BEGIN Input records
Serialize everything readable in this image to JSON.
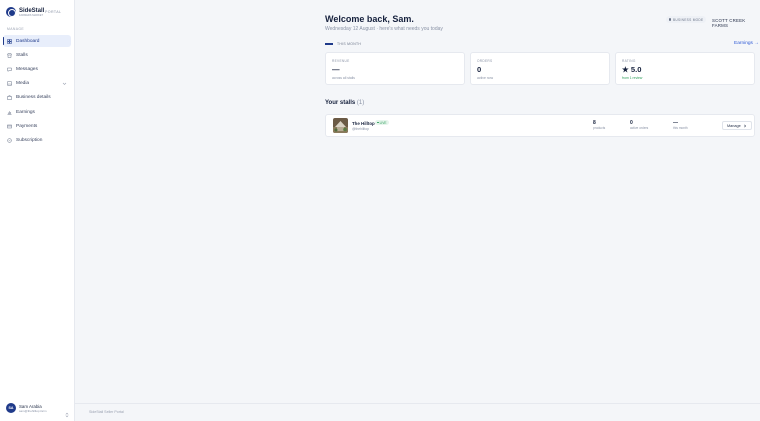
{
  "brand": {
    "name": "SideStall",
    "tagline": "FARMERS MARKET",
    "portal_label": "PORTAL"
  },
  "sidebar": {
    "section_label": "MANAGE",
    "items": [
      {
        "label": "Dashboard",
        "icon": "grid-icon",
        "active": true
      },
      {
        "label": "Stalls",
        "icon": "store-icon"
      },
      {
        "label": "Messages",
        "icon": "chat-icon"
      },
      {
        "label": "Media",
        "icon": "image-icon",
        "expandable": true
      },
      {
        "label": "Business details",
        "icon": "briefcase-icon"
      },
      {
        "label": "Earnings",
        "icon": "chart-icon"
      },
      {
        "label": "Payments",
        "icon": "card-icon"
      },
      {
        "label": "Subscription",
        "icon": "badge-icon"
      }
    ]
  },
  "user": {
    "initials": "SA",
    "name": "Sam Arabia",
    "email": "sam@thehilltop.farm"
  },
  "header": {
    "title": "Welcome back, Sam.",
    "subtitle": "Wednesday 12 August · here's what needs you today",
    "badge": "BUSINESS MODE",
    "business_name": "SCOTT CREEK FARMS"
  },
  "period": {
    "label": "THIS MONTH",
    "earnings_link": "Earnings →"
  },
  "cards": [
    {
      "label": "REVENUE",
      "value": "—",
      "sub": "across all stalls",
      "sub_color": "#8a93a6"
    },
    {
      "label": "ORDERS",
      "value": "0",
      "sub": "active now",
      "sub_color": "#8a93a6"
    },
    {
      "label": "RATING",
      "value": "★ 5.0",
      "sub": "from 1 review",
      "sub_color": "#2e9e5b"
    }
  ],
  "stalls": {
    "title": "Your stalls",
    "count": "(1)",
    "items": [
      {
        "name": "The Hilltop",
        "status": "LIVE",
        "handle": "@thehilltop",
        "stats": [
          {
            "value": "8",
            "label": "products"
          },
          {
            "value": "0",
            "label": "active orders"
          },
          {
            "value": "—",
            "label": "this month"
          }
        ],
        "manage_label": "Manage"
      }
    ]
  },
  "footer": {
    "text": "SideStall Seller Portal"
  }
}
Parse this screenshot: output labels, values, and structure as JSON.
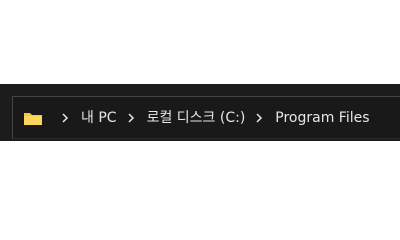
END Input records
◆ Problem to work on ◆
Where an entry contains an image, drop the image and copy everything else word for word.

◆ Task output ◆
Serialize everything readable in this image to JSON.
{
  "brand": {
    "name": "SideStall",
    "tagline": "FARMERS MARKET",
    "portal_label": "PORTAL"
  },
  "sidebar": {
    "section_label": "MANAGE",
    "items": [
      {
        "label": "Dashboard",
        "icon": "grid-icon",
        "active": true
      },
      {
        "label": "Stalls",
        "icon": "store-icon"
      },
      {
        "label": "Messages",
        "icon": "chat-icon"
      },
      {
        "label": "Media",
        "icon": "image-icon",
        "expandable": true
      },
      {
        "label": "Business details",
        "icon": "briefcase-icon"
      },
      {
        "label": "Earnings",
        "icon": "chart-icon"
      },
      {
        "label": "Payments",
        "icon": "card-icon"
      },
      {
        "label": "Subscription",
        "icon": "badge-icon"
      }
    ]
  },
  "user": {
    "initials": "SA",
    "name": "Sam Arabia",
    "email": "sam@thehilltop.farm"
  },
  "header": {
    "title": "Welcome back, Sam.",
    "subtitle": "Wednesday 12 August · here's what needs you today",
    "badge": "BUSINESS MODE",
    "business_name": "SCOTT CREEK FARMS"
  },
  "period": {
    "label": "THIS MONTH",
    "earnings_link": "Earnings →"
  },
  "cards": [
    {
      "label": "REVENUE",
      "value": "—",
      "sub": "across all stalls",
      "sub_color": "#8a93a6"
    },
    {
      "label": "ORDERS",
      "value": "0",
      "sub": "active now",
      "sub_color": "#8a93a6"
    },
    {
      "label": "RATING",
      "value": "★ 5.0",
      "sub": "from 1 review",
      "sub_color": "#2e9e5b"
    }
  ],
  "stalls": {
    "title": "Your stalls",
    "count": "(1)",
    "items": [
      {
        "name": "The Hilltop",
        "status": "LIVE",
        "handle": "@thehilltop",
        "stats": [
          {
            "value": "8",
            "label": "products"
          },
          {
            "value": "0",
            "label": "active orders"
          },
          {
            "value": "—",
            "label": "this month"
          }
        ],
        "manage_label": "Manage"
      }
    ]
  },
  "footer": {
    "text": "SideStall Seller Portal"
  }
}
Parse this screenshot: output labels, values, and structure as JSON.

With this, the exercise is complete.